Hidden problem because of stigma says psychologist

A leading welfare organisation is increasing the help it offers to people trapped in problem gambling in Glen Innes.

Until now, Centacare has only offered telephone counselling to people in the town but it’s now trained up two workers in psychology to offer face-to-face help.

The agency believes the need is there so it’s stepping up its provision of advice to those in danger of falling into serious financial or family trouble through their addiction.

Psychologist Tim Rawson said that problem gambling wasn’t just about people tied to pokies. There was an increase in other forms of gambling because television advertising made it look fun and pain-free as a way of making money.

On top of that, the industry was spreading gambling online, even to phones. A gambling element was being introduced to video games.

Tim Rawson said the signs that gambling was getting out of control for someone were: 

  • the activity was no longer that much fun for the gambler;
  • the gambler was spending more money than planned;
  • that people “chased losses” – that they poured money in after a bad streak.

Mr Rawson said the problem was hidden because of the stigma attached to gambling, particularly when it’s out of control. He said the research showed that for every gambler in difficulty, there were another nine or ten people close to him or her who were also affected.

He said that the psychologists for Glen Innes offered ways of reducing the barriers people feel about discussing their problem.

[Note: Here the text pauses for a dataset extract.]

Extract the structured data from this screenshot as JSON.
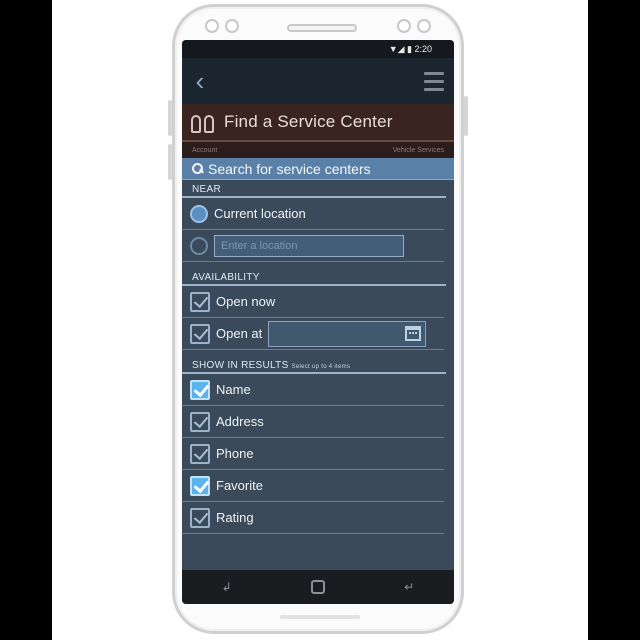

He said the service offered support not just to the gambler but to his or her friends and family if they were also caught up in the problem, say because debts were mounting.

The revenue which particular clubs and pubs get is not known, let alone how much each machines makes, but Mr Rawson said that in the 2016-17 financial year the revenue from poker machines in the Glen Innes and Inverell council areas together was $50 million. This is more than the profit to the machine owners because tax has to be paid. 

Australian pokie machines have a reputation for having been designed to be particularly attractive to gamblers, giving players easy buzzes even when not winning. Mr Rawson said that one technique was to give gamblers a “near win experience” – the gambler has lost but gets to feel that just one more go will be the winning turn.

Centacare’s Helpline: 1 800 372 826. Gambling Helpline for NSW: 1 800 858 858